_About this exercise_
Each entry must come back word for word; drop the images as you go.

==============================

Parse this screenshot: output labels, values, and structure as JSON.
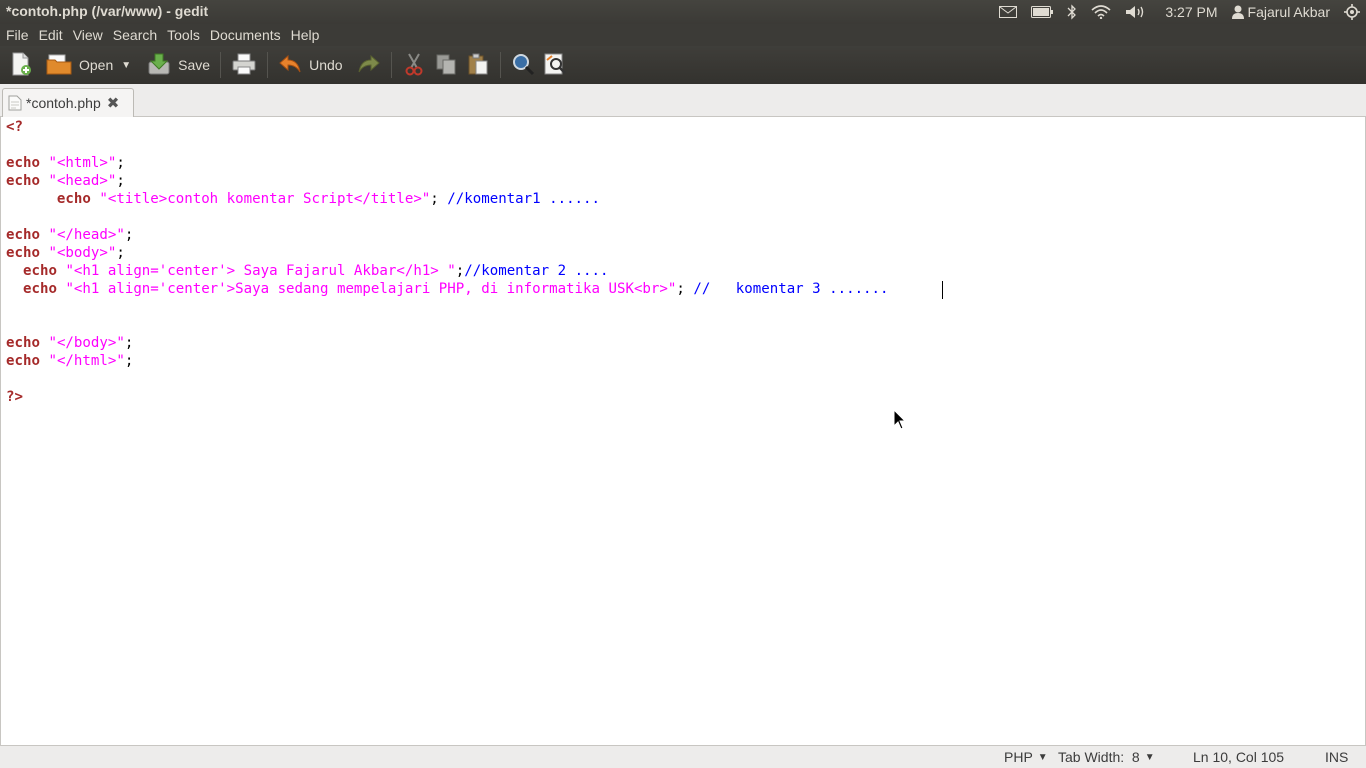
{
  "window": {
    "title": "*contoh.php (/var/www) - gedit"
  },
  "panel": {
    "time": "3:27 PM",
    "user": "Fajarul Akbar",
    "icons": [
      "mail-icon",
      "battery-icon",
      "bluetooth-icon",
      "wifi-icon",
      "volume-icon",
      "user-icon",
      "power-icon"
    ]
  },
  "menubar": {
    "items": [
      "File",
      "Edit",
      "View",
      "Search",
      "Tools",
      "Documents",
      "Help"
    ]
  },
  "toolbar": {
    "open_label": "Open",
    "save_label": "Save",
    "undo_label": "Undo"
  },
  "tab": {
    "title": "*contoh.php",
    "close": "✖"
  },
  "editor": {
    "lines": [
      [
        [
          "kw",
          "<?"
        ]
      ],
      [],
      [
        [
          "kw",
          "echo"
        ],
        [
          "plain",
          " "
        ],
        [
          "str",
          "\"<html>\""
        ],
        [
          "plain",
          ";"
        ]
      ],
      [
        [
          "kw",
          "echo"
        ],
        [
          "plain",
          " "
        ],
        [
          "str",
          "\"<head>\""
        ],
        [
          "plain",
          ";"
        ]
      ],
      [
        [
          "plain",
          "      "
        ],
        [
          "kw",
          "echo"
        ],
        [
          "plain",
          " "
        ],
        [
          "str",
          "\"<title>contoh komentar Script</title>\""
        ],
        [
          "plain",
          "; "
        ],
        [
          "cmt",
          "//komentar1 ......"
        ]
      ],
      [],
      [
        [
          "kw",
          "echo"
        ],
        [
          "plain",
          " "
        ],
        [
          "str",
          "\"</head>\""
        ],
        [
          "plain",
          ";"
        ]
      ],
      [
        [
          "kw",
          "echo"
        ],
        [
          "plain",
          " "
        ],
        [
          "str",
          "\"<body>\""
        ],
        [
          "plain",
          ";"
        ]
      ],
      [
        [
          "plain",
          "  "
        ],
        [
          "kw",
          "echo"
        ],
        [
          "plain",
          " "
        ],
        [
          "str",
          "\"<h1 align='center'> Saya Fajarul Akbar</h1> \""
        ],
        [
          "plain",
          ";"
        ],
        [
          "cmt",
          "//komentar 2 ...."
        ]
      ],
      [
        [
          "plain",
          "  "
        ],
        [
          "kw",
          "echo"
        ],
        [
          "plain",
          " "
        ],
        [
          "str",
          "\"<h1 align='center'>Saya sedang mempelajari PHP, di informatika USK<br>\""
        ],
        [
          "plain",
          "; "
        ],
        [
          "cmt",
          "//   komentar 3 ......."
        ]
      ],
      [],
      [],
      [
        [
          "kw",
          "echo"
        ],
        [
          "plain",
          " "
        ],
        [
          "str",
          "\"</body>\""
        ],
        [
          "plain",
          ";"
        ]
      ],
      [
        [
          "kw",
          "echo"
        ],
        [
          "plain",
          " "
        ],
        [
          "str",
          "\"</html>\""
        ],
        [
          "plain",
          ";"
        ]
      ],
      [],
      [
        [
          "kw",
          "?>"
        ]
      ]
    ]
  },
  "statusbar": {
    "language": "PHP",
    "tab_width": "Tab Width:  8",
    "position": "Ln 10, Col 105",
    "mode": "INS"
  }
}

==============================

_Solution_
Parse this screenshot: output labels, values, and structure as JSON.
{
  "window": {
    "title": "*contoh.php (/var/www) - gedit"
  },
  "panel": {
    "time": "3:27 PM",
    "user": "Fajarul Akbar",
    "icons": [
      "mail-icon",
      "battery-icon",
      "bluetooth-icon",
      "wifi-icon",
      "volume-icon",
      "user-icon",
      "power-icon"
    ]
  },
  "menubar": {
    "items": [
      "File",
      "Edit",
      "View",
      "Search",
      "Tools",
      "Documents",
      "Help"
    ]
  },
  "toolbar": {
    "open_label": "Open",
    "save_label": "Save",
    "undo_label": "Undo"
  },
  "tab": {
    "title": "*contoh.php",
    "close": "✖"
  },
  "editor": {
    "lines": [
      [
        [
          "kw",
          "<?"
        ]
      ],
      [],
      [
        [
          "kw",
          "echo"
        ],
        [
          "plain",
          " "
        ],
        [
          "str",
          "\"<html>\""
        ],
        [
          "plain",
          ";"
        ]
      ],
      [
        [
          "kw",
          "echo"
        ],
        [
          "plain",
          " "
        ],
        [
          "str",
          "\"<head>\""
        ],
        [
          "plain",
          ";"
        ]
      ],
      [
        [
          "plain",
          "      "
        ],
        [
          "kw",
          "echo"
        ],
        [
          "plain",
          " "
        ],
        [
          "str",
          "\"<title>contoh komentar Script</title>\""
        ],
        [
          "plain",
          "; "
        ],
        [
          "cmt",
          "//komentar1 ......"
        ]
      ],
      [],
      [
        [
          "kw",
          "echo"
        ],
        [
          "plain",
          " "
        ],
        [
          "str",
          "\"</head>\""
        ],
        [
          "plain",
          ";"
        ]
      ],
      [
        [
          "kw",
          "echo"
        ],
        [
          "plain",
          " "
        ],
        [
          "str",
          "\"<body>\""
        ],
        [
          "plain",
          ";"
        ]
      ],
      [
        [
          "plain",
          "  "
        ],
        [
          "kw",
          "echo"
        ],
        [
          "plain",
          " "
        ],
        [
          "str",
          "\"<h1 align='center'> Saya Fajarul Akbar</h1> \""
        ],
        [
          "plain",
          ";"
        ],
        [
          "cmt",
          "//komentar 2 ...."
        ]
      ],
      [
        [
          "plain",
          "  "
        ],
        [
          "kw",
          "echo"
        ],
        [
          "plain",
          " "
        ],
        [
          "str",
          "\"<h1 align='center'>Saya sedang mempelajari PHP, di informatika USK<br>\""
        ],
        [
          "plain",
          "; "
        ],
        [
          "cmt",
          "//   komentar 3 ......."
        ]
      ],
      [],
      [],
      [
        [
          "kw",
          "echo"
        ],
        [
          "plain",
          " "
        ],
        [
          "str",
          "\"</body>\""
        ],
        [
          "plain",
          ";"
        ]
      ],
      [
        [
          "kw",
          "echo"
        ],
        [
          "plain",
          " "
        ],
        [
          "str",
          "\"</html>\""
        ],
        [
          "plain",
          ";"
        ]
      ],
      [],
      [
        [
          "kw",
          "?>"
        ]
      ]
    ]
  },
  "statusbar": {
    "language": "PHP",
    "tab_width": "Tab Width:  8",
    "position": "Ln 10, Col 105",
    "mode": "INS"
  }
}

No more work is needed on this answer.